*WHAT IS BEING ASKED*. For the string "comments", state the number of lines in the data that contain it, and nothing else.

*THE DATA*.

□ □ □

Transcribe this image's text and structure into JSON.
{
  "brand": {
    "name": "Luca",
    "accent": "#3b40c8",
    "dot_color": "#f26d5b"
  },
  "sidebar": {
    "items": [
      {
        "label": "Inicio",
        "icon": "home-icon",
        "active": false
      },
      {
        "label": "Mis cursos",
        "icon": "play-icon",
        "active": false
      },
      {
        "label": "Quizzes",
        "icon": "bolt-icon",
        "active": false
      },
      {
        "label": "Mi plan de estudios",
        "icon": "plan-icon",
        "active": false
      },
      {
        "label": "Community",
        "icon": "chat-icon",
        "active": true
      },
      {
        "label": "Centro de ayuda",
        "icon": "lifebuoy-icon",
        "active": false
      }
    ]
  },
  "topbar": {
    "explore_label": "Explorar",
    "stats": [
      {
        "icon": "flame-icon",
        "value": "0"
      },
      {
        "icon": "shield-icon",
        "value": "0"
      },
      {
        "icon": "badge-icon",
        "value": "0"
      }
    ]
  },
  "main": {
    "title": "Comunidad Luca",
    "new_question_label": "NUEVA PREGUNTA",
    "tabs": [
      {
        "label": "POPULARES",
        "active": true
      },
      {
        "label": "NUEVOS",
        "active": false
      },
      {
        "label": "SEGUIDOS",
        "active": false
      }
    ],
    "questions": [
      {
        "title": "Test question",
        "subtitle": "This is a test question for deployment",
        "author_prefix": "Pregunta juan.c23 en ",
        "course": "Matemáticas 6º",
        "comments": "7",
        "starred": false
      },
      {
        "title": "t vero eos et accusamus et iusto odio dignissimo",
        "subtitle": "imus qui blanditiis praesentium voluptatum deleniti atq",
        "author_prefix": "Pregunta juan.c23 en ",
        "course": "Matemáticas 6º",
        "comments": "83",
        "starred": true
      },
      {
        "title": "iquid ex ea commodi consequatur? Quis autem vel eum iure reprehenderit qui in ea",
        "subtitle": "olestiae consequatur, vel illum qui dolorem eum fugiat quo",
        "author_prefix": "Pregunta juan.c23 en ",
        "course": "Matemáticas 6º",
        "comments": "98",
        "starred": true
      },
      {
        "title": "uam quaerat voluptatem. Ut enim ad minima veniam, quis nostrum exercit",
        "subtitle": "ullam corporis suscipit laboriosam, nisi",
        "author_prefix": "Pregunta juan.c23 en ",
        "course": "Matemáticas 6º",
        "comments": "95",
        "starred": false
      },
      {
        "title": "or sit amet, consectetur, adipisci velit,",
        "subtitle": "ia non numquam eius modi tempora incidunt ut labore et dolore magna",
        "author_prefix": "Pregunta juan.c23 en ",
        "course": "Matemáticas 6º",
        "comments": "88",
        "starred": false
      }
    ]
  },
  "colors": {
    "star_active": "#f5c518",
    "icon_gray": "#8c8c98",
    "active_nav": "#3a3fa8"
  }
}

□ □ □

*RESULT OF THIS TASK*. 5